App and web page records:

___

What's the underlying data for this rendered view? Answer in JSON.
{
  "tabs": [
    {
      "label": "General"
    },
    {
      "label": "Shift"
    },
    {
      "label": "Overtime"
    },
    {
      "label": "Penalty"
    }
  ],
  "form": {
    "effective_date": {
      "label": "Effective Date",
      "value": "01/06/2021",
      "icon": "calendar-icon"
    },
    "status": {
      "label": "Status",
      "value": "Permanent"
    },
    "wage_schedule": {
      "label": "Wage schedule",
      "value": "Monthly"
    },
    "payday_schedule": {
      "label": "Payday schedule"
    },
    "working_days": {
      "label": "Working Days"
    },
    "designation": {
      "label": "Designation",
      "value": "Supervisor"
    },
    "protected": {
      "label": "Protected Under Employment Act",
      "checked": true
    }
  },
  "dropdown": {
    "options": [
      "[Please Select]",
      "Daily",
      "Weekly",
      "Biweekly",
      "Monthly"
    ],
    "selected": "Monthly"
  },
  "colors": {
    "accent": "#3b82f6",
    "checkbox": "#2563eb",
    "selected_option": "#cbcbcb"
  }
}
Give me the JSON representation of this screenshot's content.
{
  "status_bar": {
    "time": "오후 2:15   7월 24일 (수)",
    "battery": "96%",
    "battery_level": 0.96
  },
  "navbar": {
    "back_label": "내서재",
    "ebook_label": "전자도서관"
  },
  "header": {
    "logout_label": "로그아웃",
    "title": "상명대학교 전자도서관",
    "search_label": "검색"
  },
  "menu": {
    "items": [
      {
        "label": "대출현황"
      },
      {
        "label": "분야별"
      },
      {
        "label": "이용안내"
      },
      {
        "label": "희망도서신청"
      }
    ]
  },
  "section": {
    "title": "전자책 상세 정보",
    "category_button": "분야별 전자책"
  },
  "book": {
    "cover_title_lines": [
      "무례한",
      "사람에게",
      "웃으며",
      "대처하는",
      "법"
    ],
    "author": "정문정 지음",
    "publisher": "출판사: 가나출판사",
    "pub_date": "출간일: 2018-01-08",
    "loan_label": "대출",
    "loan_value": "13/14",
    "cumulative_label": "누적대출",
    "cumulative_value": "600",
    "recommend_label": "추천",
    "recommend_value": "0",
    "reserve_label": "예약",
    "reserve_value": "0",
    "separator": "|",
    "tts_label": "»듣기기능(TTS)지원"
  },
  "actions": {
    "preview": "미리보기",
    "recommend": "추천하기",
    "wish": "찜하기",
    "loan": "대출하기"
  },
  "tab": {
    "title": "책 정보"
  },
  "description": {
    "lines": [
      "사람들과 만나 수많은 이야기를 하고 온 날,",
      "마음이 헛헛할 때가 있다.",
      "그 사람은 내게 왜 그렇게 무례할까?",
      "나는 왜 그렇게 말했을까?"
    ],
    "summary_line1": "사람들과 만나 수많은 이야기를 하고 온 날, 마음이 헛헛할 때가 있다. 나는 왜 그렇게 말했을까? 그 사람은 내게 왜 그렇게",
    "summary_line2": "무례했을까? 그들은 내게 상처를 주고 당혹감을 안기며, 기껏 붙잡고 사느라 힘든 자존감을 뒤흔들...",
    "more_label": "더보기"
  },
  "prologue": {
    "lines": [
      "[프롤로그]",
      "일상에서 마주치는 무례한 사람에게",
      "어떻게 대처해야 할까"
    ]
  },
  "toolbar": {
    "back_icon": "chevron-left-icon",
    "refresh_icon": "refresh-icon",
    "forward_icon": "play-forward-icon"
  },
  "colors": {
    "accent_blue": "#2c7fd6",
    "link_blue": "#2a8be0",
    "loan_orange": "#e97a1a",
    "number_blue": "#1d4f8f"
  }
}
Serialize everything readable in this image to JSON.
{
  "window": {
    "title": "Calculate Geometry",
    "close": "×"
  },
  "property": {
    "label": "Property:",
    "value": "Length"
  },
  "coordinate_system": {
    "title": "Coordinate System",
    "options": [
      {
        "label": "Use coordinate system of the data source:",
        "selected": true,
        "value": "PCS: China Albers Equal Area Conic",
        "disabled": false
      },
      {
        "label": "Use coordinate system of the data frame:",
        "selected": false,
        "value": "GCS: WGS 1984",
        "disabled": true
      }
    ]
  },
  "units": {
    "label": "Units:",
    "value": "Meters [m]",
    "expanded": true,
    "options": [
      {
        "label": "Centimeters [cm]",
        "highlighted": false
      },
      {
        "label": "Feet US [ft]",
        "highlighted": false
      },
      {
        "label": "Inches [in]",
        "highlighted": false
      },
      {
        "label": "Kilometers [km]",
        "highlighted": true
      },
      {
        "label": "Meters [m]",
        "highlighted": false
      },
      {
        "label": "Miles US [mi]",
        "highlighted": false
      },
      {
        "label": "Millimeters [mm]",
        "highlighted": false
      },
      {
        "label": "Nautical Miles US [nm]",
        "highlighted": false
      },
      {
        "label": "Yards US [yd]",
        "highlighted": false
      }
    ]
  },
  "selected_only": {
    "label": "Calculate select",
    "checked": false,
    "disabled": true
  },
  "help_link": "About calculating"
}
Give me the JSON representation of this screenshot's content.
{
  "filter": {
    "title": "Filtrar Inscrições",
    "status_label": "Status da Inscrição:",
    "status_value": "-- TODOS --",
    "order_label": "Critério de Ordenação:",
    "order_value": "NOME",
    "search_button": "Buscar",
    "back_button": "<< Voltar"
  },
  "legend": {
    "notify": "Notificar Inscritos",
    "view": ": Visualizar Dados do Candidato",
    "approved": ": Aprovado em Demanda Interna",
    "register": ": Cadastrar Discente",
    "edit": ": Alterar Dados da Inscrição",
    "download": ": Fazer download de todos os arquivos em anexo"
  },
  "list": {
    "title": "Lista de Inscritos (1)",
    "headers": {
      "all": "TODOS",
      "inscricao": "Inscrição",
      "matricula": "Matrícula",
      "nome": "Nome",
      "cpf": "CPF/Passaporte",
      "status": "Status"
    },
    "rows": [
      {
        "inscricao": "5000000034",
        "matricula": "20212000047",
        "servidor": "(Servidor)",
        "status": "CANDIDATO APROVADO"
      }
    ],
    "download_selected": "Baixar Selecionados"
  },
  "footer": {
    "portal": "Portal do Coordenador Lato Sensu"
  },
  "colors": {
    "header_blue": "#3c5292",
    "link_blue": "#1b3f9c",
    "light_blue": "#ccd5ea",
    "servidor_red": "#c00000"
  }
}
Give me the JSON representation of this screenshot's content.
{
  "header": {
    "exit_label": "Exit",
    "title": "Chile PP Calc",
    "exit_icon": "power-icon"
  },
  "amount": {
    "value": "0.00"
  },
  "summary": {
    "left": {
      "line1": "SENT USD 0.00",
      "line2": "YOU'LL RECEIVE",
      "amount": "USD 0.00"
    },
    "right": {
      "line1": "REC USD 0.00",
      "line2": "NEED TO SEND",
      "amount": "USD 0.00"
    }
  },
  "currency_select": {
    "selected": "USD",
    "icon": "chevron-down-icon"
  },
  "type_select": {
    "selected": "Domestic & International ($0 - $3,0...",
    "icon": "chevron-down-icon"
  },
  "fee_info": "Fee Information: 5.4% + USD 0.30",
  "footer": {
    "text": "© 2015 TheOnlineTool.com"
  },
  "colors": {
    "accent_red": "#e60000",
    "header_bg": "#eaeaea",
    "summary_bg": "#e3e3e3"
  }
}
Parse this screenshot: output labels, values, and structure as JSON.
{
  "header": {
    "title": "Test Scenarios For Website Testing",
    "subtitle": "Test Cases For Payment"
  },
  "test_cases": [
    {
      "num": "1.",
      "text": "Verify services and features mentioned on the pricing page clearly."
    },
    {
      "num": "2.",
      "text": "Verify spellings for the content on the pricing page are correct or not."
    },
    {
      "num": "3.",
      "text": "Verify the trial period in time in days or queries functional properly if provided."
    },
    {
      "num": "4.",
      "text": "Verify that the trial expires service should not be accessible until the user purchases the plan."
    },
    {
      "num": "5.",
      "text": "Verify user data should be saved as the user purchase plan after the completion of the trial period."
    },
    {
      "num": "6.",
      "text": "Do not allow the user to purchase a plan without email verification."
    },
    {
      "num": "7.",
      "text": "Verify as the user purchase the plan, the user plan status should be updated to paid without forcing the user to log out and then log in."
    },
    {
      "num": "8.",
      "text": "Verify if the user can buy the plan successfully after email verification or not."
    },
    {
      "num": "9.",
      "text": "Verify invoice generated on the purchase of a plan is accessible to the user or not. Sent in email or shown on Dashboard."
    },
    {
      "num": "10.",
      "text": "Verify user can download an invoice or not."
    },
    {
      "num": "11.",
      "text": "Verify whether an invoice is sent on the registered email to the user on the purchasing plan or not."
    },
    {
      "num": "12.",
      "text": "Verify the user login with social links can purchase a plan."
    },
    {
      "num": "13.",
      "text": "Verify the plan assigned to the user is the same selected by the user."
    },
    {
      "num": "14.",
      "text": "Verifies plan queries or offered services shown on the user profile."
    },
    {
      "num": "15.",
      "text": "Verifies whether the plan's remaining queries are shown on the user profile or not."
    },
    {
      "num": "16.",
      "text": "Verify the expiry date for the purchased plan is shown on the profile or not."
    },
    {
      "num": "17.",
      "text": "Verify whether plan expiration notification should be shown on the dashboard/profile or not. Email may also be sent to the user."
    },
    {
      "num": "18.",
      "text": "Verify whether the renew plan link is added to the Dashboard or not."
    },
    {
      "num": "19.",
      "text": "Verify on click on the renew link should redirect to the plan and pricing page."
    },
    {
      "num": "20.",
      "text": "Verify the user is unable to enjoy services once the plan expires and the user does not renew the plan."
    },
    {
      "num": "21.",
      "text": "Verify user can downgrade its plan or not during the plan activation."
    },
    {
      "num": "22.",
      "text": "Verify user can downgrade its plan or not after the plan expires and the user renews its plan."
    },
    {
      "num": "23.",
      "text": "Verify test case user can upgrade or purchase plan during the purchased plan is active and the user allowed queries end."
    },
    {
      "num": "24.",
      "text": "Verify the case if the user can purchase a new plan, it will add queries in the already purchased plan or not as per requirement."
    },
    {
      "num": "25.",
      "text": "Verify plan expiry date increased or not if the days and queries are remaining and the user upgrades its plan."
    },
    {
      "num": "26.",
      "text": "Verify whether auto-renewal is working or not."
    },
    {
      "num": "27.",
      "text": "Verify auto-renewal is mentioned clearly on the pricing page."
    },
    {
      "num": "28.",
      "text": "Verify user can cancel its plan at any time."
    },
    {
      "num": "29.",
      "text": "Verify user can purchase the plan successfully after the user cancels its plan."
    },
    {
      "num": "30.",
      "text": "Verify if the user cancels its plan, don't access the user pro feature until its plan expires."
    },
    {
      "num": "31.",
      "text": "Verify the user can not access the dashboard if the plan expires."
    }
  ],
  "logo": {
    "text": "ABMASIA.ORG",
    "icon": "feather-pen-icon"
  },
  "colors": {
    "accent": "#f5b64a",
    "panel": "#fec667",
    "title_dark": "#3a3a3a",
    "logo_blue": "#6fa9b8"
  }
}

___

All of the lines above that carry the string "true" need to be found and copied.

      "checked": true
        "selected": true,
        "disabled": true
    "expanded": true,
        "highlighted": true
    "disabled": true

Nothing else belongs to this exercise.